This global diaspora of Longanikos emigrants still maintain strong ties with the village and during summer months the population swells with diaspora residents who have returned for summer holidays. In addition to its central location between Sparta and Tripoli, it is also only a 2.5 hour drive from central Athens and within driving distance of many famous sites, including Olympia, Monemvasia, Caves of Dirrou, Githeo, Kalamata, Corinth, the Argolid (Epidavros, Nafplion), amongst others.
Details of Various Diaspora Communities of Longanikiotes
A high concentration of emigrants who went to the USA settled in the suburbs of Boston MA, primarily the towns of Lynn and Lowell, Massachusetts in the 60's and onwards, which historically have been gateway cities in Massachusetts for various immigrant groups from all over the world. In the beginning of the 20th century, Ipswich was also a gateway city. One of the most famous people with ties to Longanikos was Harry Agganis, also known as the "Golden Greek".
Forest Fires 2007
During the devastating forest fires of 2007, the village was spared any damage. However, the fires came as close as five miles away from the northern direction and also there was extensive devastation on the opposite side of the mountain.
Impact of Greek Economic Crisis
It is believed that the village will see a net influx of residents as a result of the enormous economic displacement that is impacting the Greek nation as a result of the debt crisis which began in 2008. The simple, low-cost lifestyle afforded by the small town environment will undoubtedly attract many who are seeking a respite from the economic calamity impacting the larger cities.

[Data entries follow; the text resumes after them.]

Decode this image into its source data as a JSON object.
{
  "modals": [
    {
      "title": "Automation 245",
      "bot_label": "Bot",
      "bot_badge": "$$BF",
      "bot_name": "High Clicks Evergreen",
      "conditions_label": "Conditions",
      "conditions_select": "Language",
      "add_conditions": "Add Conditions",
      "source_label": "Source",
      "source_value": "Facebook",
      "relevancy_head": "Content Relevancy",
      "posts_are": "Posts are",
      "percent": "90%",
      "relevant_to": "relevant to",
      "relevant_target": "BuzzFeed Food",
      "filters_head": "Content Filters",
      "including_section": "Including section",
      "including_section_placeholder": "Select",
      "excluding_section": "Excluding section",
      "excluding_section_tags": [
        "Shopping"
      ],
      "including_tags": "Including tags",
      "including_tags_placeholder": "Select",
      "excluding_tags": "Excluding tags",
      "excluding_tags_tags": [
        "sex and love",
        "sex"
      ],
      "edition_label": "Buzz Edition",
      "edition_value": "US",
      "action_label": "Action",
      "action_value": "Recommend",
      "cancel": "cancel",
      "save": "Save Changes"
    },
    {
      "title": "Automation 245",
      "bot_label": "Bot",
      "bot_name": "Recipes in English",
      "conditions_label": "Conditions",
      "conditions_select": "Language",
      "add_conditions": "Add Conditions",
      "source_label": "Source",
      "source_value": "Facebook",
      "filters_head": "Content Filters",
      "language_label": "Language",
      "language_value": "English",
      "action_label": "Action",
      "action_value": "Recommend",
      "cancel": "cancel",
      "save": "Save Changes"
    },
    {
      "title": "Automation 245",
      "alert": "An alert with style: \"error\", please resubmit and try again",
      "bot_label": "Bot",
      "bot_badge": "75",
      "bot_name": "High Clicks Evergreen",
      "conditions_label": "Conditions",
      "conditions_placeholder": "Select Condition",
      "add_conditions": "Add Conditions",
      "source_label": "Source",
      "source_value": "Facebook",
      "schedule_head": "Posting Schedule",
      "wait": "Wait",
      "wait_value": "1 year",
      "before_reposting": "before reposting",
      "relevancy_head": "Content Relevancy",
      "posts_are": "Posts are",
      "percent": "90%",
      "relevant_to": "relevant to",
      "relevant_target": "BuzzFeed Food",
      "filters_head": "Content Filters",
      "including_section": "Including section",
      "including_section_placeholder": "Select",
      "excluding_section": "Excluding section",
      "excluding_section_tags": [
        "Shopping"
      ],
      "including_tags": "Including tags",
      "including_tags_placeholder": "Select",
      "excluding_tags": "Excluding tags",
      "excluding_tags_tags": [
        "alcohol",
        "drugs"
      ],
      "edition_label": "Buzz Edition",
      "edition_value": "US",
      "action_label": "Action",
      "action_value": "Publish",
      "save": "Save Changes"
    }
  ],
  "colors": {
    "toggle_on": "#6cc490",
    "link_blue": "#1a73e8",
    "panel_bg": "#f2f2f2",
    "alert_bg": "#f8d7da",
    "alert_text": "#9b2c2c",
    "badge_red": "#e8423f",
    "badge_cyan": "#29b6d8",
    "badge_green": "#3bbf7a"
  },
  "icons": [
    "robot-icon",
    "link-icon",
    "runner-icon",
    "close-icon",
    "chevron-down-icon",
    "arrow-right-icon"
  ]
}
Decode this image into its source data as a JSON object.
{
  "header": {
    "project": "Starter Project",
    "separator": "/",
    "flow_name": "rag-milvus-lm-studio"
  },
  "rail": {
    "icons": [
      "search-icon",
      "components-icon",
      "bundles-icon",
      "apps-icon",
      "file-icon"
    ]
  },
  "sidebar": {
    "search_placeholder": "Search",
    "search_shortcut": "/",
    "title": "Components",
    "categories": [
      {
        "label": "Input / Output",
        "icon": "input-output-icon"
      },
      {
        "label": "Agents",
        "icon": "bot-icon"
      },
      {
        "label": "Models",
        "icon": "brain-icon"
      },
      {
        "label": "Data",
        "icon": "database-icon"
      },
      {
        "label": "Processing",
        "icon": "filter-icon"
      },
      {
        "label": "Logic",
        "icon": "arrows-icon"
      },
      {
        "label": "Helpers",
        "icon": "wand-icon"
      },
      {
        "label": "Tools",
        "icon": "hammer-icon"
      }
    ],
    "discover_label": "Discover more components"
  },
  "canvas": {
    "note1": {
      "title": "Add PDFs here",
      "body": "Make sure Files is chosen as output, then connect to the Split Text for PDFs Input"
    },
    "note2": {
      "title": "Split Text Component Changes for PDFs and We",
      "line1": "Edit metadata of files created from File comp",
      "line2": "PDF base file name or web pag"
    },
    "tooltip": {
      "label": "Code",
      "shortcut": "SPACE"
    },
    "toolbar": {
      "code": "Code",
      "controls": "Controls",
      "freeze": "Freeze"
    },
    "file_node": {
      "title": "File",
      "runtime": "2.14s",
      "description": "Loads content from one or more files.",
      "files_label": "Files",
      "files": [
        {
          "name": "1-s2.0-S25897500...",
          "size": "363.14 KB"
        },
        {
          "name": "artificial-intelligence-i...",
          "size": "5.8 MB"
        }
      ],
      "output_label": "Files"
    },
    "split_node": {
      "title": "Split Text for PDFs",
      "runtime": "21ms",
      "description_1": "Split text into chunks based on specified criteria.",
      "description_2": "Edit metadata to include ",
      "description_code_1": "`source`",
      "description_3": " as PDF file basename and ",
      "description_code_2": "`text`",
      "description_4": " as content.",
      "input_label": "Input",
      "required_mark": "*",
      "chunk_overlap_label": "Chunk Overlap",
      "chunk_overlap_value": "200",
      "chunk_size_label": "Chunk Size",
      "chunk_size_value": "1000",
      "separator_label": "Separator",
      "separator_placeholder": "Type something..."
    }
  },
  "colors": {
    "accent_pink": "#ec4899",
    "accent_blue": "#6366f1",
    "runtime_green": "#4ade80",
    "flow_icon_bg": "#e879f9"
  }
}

- De Facto Population of Greece Population and Housing Census of March 18th, 2001 (PDF 39 MB). National Statistical Service of Greece. 2003.